Harsh soaps and cleansers can also interfere with the body’s pH balance. And as much as you might enjoy those fragrant soaps and gels, it’s best just to use mild, unscented soaps and water for cleansing. Scented soaps and gels, O'Connor says, sometimes contain perfumes and other ingredients that can be irritating to delicate tissues.
There is no need to clean internally by either using intimate products (which usually come with the disclaimer “for external use only”) or douching, O'Connor says.
The word "douche" -- French for "shower" -- means to wash inside the vagina with water or a mixture of water and vinegar, water and baking soda, or water and iodine. The mixtures come prepackaged in a bottle, or you can make your own. They are then squirted into the vagina through a tube or nozzle.
But O'Connor says the vagina maintains itself by creating a mucous discharge that keeps pH balanced and supports the ‘‘healthy” bacteria that can keep infections at bay. If this balance is disrupted or washed away, you may end up with bacterial or yeast infections.
Medicated douches, vaginal suppositories, or vaginal creams can sometimes be prescribed or recommended by your doctor, if necessary, to treat certain types of infections. Otherwise, routine douching should be avoided.
Whether you’re getting ready for swimsuit season or just want to look your best in that sexy new thong, you’ve probably given some thought to removing the hair along your bikini line.
Shaving the Bikini Area
If you opt to shave your bikini area, you can avoid irritation by following these tips from Julie Harper, MD, clinical associate professor of dermatology at the University of Alabama-Birmingham and a spokeswoman for Philips Healthcare:

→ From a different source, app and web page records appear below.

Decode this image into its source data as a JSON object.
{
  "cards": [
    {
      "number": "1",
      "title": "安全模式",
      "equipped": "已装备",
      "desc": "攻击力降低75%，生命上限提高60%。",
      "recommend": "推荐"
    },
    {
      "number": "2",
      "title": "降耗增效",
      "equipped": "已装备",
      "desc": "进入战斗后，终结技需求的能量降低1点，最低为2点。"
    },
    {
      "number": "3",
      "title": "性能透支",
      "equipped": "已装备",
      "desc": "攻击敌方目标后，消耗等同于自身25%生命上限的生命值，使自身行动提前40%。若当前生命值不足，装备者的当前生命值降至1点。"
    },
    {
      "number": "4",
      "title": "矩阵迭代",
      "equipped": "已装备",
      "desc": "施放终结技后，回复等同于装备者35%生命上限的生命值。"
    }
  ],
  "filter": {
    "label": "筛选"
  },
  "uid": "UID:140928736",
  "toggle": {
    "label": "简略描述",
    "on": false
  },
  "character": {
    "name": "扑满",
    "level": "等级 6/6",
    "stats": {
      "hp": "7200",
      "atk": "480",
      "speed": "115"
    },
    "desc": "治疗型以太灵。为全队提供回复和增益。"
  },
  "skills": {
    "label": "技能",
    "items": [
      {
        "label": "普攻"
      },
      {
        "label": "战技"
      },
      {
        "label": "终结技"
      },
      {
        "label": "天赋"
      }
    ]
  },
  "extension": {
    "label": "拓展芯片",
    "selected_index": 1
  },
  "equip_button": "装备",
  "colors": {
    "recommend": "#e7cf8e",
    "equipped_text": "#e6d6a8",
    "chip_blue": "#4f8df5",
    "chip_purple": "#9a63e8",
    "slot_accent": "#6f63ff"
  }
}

- Treat razor burn and ingrown hairs by gently exfoliating the affected area with a washcloth in the shower. You can also trim the hair short -- but avoid shaving -- until the redness and irritation has subsided.
- Resist the urge to perform DIY surgery on razor bumps and ingrown hairs. The bump could get infected and you might be left with an ugly scar. You can try gently lifting ingrown hairs with a toothpick, but don’t use anything too sharp. If the hair doesn’t lift easily, stop, and if the area is tender or hot to the touch, see your doctor.
- Don't take hot showers or baths for several hours after removing hair. Water that's too hot can irritate pores, causing unwanted bumps and discomfort.
- To avoid irritation, don't work out or wear tight clothing immediately after grooming. Skin can be extra-sensitive to bacteria, moisture, and chafing from your workout clothes.
Many women prefer longer-lasting results and choose to get a bikini wax. Hair removal is one of the top three services requested in spas, according to Spa Trade, a spa industry business resource.